Depending on which Ender’s Game superfan you ask, Gavin Hood’s recently-released film adaptation is either an admirable attempt that hit most of the important plot points, or an abomination of storytelling that gutted one of the greatest sci-fi tales ever written.
Some say it’s good, some say it’s bad, but nobody says it’s great.
Throughout the film, Ender plays a mind game on his space-iPad. It’s cool enough and plays a clever role in the plot, but he doesn’t actually play it, he just watches it on the screen. As a gamer, I felt like Russians must feel watching Sean Connery butcher their language in The Hunt for Red October. That’s not how games work! He needs to play it! I want to play it myself! Hell, I wanted to play the whole damn movie, I would have cared about it more.
And there you have the inherent problem with making an Ender’s Game film: it should have been a game itself. Real-time strategy, RPG, adventure, puzzle; the interactivity allows deeper dramatic possibilities than film as a medium allows. Imagine going to battle school yourself, analyzing Formic attack patterns, or shaping your own dialogue to earn squad loyalty and working to keep it, instead of just watching Ender do it all.
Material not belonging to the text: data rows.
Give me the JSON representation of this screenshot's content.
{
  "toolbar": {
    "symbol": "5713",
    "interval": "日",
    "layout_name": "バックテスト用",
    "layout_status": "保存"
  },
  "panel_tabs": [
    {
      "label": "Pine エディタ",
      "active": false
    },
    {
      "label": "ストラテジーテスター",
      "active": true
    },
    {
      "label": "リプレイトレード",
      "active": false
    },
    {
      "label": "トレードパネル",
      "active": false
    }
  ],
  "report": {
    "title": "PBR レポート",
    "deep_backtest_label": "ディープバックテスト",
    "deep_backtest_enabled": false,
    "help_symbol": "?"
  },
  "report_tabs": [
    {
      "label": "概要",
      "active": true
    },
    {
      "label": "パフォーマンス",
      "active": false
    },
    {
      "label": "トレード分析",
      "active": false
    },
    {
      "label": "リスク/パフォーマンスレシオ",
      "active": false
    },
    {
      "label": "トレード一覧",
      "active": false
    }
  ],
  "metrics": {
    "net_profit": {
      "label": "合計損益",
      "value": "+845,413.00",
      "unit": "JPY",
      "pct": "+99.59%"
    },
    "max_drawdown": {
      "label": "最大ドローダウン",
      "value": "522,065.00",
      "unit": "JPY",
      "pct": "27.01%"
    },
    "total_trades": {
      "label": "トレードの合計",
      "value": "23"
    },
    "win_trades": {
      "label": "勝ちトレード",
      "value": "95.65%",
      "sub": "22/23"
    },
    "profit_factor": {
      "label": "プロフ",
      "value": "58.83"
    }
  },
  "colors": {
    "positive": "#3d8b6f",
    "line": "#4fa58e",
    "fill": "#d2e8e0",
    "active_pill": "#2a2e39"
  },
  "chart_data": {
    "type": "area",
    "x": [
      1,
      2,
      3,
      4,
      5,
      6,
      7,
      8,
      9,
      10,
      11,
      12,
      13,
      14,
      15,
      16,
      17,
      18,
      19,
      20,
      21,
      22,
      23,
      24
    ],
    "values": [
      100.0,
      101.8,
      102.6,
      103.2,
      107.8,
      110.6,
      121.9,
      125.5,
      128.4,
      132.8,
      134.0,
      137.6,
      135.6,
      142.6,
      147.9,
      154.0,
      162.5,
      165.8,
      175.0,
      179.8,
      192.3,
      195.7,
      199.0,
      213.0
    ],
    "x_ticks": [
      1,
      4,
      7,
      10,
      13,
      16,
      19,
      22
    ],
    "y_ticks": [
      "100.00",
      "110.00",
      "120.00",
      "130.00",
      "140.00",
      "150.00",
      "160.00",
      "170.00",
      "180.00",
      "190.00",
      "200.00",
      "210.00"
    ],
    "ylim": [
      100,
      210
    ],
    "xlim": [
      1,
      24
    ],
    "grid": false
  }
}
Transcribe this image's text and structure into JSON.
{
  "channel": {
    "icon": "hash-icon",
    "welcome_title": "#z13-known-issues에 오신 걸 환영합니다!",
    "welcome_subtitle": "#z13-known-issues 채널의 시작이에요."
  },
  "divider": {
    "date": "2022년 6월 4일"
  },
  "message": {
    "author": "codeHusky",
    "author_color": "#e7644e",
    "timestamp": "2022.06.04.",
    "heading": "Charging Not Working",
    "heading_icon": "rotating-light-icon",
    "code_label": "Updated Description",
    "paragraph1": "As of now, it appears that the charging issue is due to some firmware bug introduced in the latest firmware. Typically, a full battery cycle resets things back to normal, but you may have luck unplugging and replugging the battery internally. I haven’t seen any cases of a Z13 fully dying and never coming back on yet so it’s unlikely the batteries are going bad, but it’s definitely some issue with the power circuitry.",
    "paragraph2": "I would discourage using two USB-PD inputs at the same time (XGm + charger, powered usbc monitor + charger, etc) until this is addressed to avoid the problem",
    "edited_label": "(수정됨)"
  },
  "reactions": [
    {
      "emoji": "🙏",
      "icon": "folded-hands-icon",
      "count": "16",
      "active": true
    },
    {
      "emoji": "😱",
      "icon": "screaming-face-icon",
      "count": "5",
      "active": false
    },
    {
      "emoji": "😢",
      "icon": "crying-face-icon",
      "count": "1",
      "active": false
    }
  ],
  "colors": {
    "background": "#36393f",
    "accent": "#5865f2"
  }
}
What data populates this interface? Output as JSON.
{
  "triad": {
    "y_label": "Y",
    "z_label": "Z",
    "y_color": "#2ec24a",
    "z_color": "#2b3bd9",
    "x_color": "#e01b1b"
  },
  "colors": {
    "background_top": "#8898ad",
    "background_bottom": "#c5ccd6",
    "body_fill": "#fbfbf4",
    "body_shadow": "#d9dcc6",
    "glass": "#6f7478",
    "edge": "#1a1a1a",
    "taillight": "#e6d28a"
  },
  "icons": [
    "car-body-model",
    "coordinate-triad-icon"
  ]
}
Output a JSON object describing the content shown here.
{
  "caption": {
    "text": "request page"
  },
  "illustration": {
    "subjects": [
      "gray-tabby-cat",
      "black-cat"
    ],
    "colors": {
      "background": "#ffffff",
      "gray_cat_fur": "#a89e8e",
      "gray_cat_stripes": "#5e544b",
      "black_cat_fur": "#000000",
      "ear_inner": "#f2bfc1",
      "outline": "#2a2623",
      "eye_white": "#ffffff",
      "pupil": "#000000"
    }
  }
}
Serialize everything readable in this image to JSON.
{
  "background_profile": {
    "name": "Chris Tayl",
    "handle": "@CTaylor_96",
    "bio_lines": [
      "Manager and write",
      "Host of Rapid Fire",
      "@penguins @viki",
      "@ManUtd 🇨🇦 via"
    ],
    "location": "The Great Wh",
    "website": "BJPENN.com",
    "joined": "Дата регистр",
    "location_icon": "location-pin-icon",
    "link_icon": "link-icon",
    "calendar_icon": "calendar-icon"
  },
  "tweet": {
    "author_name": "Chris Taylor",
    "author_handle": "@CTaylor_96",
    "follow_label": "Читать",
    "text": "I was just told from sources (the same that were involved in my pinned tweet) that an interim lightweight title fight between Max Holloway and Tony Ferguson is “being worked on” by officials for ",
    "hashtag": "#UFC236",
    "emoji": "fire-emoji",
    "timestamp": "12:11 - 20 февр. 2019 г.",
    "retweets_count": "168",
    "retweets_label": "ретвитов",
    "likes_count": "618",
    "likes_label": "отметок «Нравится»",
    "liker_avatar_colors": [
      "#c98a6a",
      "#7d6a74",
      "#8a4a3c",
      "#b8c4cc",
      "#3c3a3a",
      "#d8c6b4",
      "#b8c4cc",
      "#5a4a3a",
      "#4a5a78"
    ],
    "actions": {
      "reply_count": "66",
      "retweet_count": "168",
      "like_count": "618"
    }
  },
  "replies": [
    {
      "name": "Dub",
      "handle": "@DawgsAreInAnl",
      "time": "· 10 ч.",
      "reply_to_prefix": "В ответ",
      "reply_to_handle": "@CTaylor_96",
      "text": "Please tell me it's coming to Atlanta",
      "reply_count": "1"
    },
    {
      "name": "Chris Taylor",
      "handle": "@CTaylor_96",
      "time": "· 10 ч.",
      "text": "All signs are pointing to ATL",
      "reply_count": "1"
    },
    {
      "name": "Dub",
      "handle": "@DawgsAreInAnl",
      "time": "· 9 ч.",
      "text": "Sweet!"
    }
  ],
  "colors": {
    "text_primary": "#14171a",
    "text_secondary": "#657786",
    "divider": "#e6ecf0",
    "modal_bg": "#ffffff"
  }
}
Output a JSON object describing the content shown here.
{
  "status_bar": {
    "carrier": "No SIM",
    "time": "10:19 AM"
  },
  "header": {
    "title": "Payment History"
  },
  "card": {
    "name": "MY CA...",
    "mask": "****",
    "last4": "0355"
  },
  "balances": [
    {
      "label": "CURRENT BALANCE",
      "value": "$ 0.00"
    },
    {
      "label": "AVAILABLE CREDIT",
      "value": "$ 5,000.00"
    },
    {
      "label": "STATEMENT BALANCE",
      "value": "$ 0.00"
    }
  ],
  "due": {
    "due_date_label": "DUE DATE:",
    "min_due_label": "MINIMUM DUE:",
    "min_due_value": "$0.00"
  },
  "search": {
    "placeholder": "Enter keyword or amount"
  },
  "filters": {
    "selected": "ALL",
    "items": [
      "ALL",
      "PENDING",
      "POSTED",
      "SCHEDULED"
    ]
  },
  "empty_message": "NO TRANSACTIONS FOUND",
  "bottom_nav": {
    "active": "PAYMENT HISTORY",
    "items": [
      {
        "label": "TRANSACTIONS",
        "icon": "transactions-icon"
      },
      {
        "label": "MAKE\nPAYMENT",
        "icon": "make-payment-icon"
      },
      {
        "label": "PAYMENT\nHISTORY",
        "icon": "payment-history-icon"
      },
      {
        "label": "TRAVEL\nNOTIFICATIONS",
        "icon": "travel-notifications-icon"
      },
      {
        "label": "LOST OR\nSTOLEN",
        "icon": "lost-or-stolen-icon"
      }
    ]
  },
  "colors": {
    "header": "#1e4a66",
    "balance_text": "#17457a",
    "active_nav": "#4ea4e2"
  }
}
It’s hard to get engaged with Ender’s story when he’s not even engaged with his own game.
It’s time we take video games seriously as a dramatic medium, because sometimes film just doesn’t cut it. We’ve seen huge strides in sophistication and storytelling, from Mass Effect to the Arkham series to Braid. Those who say the novel was inherently unadaptable are wrong, it just found the wrong outlet. All of the time and talent that went into this adaptation of Ender’s Game should have gone into a great video game instead of a mediocre movie.